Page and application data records
◆ ◆ ◆
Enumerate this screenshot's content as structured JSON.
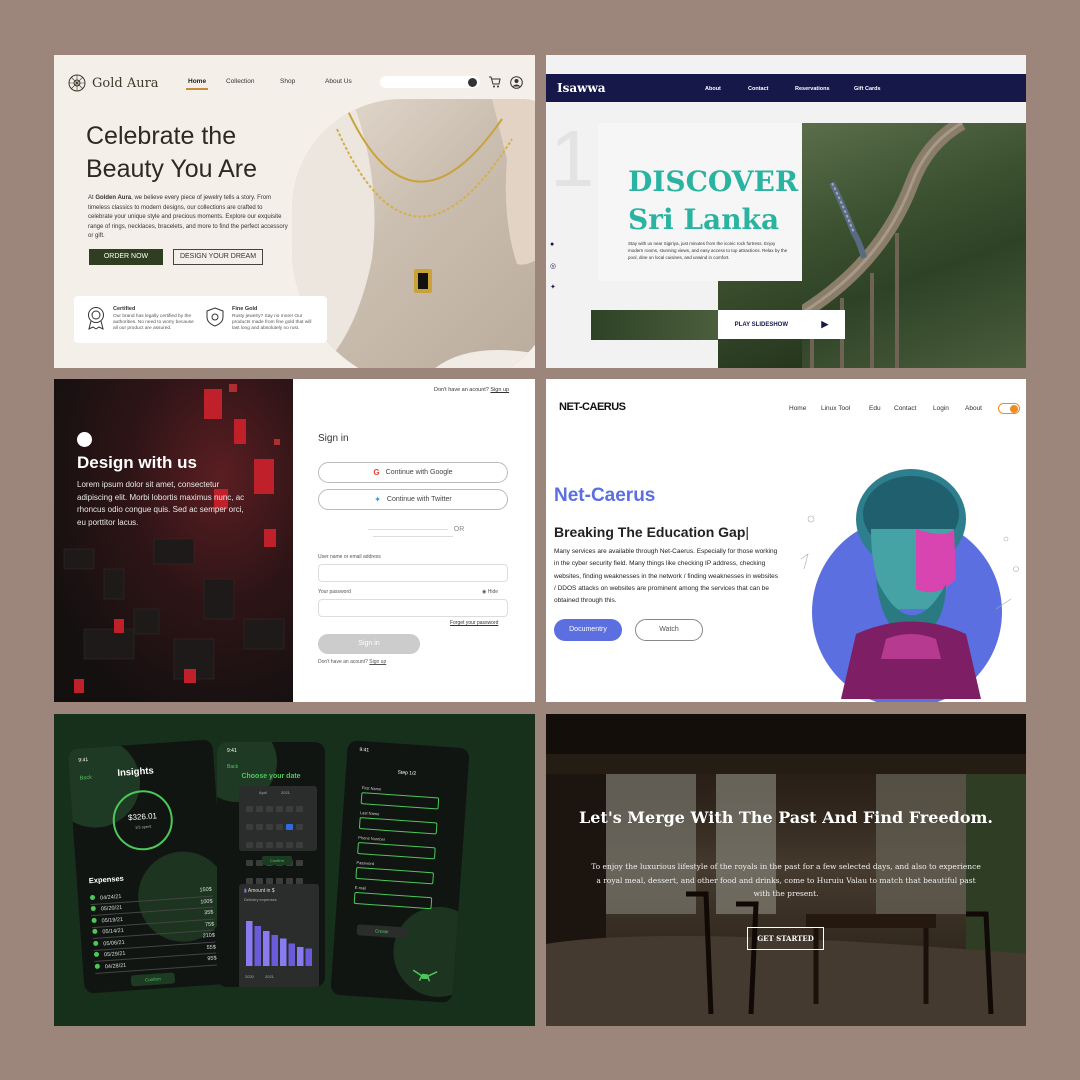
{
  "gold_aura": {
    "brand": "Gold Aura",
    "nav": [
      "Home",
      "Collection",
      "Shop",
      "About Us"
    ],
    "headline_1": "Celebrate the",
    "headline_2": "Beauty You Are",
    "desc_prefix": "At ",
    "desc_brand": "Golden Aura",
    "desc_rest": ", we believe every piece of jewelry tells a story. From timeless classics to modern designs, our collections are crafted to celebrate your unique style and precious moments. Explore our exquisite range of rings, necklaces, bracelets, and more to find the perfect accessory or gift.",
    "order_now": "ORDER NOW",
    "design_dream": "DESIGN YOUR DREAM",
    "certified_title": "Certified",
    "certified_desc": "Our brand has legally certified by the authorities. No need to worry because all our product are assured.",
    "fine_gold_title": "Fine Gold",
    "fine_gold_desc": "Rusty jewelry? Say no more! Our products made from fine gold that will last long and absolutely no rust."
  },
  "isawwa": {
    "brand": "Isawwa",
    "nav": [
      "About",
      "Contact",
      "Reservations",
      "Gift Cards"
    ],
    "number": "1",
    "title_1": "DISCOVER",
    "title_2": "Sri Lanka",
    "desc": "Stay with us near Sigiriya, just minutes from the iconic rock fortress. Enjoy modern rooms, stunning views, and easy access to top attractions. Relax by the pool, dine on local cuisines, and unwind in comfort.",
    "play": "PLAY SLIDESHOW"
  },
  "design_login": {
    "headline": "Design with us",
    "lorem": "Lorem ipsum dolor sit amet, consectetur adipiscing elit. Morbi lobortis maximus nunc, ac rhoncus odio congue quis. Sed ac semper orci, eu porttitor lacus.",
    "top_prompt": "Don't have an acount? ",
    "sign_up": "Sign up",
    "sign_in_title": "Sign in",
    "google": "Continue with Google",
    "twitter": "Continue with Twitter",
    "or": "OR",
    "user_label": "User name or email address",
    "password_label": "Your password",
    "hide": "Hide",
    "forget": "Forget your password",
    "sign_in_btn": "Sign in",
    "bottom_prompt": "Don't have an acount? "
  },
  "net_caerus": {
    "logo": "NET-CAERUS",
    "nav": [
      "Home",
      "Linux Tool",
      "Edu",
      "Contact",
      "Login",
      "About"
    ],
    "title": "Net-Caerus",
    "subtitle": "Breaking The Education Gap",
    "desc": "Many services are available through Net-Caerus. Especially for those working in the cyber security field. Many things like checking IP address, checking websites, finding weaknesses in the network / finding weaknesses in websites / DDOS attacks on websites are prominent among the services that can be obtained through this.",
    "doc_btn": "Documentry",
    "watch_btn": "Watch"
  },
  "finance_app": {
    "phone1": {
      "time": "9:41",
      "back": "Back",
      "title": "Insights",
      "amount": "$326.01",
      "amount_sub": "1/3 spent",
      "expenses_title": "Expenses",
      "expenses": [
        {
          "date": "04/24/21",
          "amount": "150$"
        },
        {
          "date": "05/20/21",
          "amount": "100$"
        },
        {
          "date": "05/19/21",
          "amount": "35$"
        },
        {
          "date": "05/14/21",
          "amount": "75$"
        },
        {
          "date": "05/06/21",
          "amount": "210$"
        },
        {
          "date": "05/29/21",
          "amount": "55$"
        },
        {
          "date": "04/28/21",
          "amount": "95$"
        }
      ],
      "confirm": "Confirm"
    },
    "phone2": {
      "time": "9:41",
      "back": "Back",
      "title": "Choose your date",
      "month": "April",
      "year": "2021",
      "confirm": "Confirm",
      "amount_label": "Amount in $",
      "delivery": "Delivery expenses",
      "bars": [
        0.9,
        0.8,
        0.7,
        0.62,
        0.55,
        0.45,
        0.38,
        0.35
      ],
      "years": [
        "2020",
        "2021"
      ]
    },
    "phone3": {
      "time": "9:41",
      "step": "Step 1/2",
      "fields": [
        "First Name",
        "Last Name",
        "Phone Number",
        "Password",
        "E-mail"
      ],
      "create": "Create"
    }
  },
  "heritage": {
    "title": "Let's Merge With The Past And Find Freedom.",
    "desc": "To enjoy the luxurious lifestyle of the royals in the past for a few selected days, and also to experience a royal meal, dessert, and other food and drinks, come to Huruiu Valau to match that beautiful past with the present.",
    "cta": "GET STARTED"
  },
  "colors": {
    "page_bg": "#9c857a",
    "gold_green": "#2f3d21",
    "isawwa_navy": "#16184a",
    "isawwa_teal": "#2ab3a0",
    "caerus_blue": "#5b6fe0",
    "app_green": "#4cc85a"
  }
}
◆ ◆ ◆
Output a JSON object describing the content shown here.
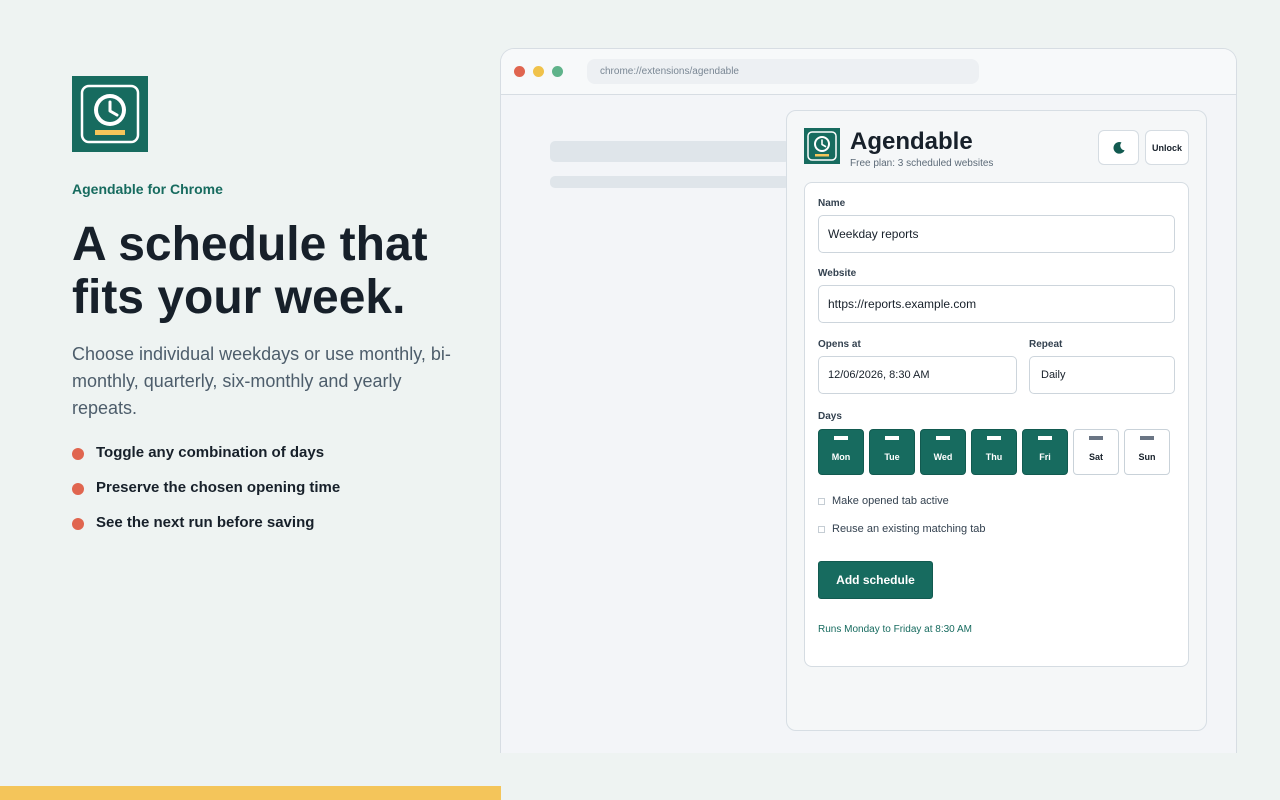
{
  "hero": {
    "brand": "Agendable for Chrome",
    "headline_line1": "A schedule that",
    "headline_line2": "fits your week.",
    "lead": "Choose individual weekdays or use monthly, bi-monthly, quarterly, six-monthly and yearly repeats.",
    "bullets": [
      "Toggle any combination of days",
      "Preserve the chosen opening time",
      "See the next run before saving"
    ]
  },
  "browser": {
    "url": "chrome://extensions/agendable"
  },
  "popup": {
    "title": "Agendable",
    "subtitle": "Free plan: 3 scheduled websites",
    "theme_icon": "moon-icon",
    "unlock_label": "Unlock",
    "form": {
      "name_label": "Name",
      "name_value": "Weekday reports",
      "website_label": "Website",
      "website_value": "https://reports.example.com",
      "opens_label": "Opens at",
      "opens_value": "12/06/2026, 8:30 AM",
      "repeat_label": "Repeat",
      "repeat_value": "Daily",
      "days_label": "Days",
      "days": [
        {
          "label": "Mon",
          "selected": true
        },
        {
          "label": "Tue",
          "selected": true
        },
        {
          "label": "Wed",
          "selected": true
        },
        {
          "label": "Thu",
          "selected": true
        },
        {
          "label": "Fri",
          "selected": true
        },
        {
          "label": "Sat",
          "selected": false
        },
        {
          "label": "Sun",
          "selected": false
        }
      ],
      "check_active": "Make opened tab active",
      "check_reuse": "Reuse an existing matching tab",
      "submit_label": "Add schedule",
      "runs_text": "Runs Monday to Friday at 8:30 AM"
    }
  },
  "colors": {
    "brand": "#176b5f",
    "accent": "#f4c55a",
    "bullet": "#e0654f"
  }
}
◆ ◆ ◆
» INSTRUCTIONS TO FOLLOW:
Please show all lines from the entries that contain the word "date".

» YOUR RESPONSE:
          "date": "04/24/21",
          "date": "05/20/21",
          "date": "05/19/21",
          "date": "05/14/21",
          "date": "05/06/21",
          "date": "05/29/21",
          "date": "04/28/21",
      "title": "Choose your date",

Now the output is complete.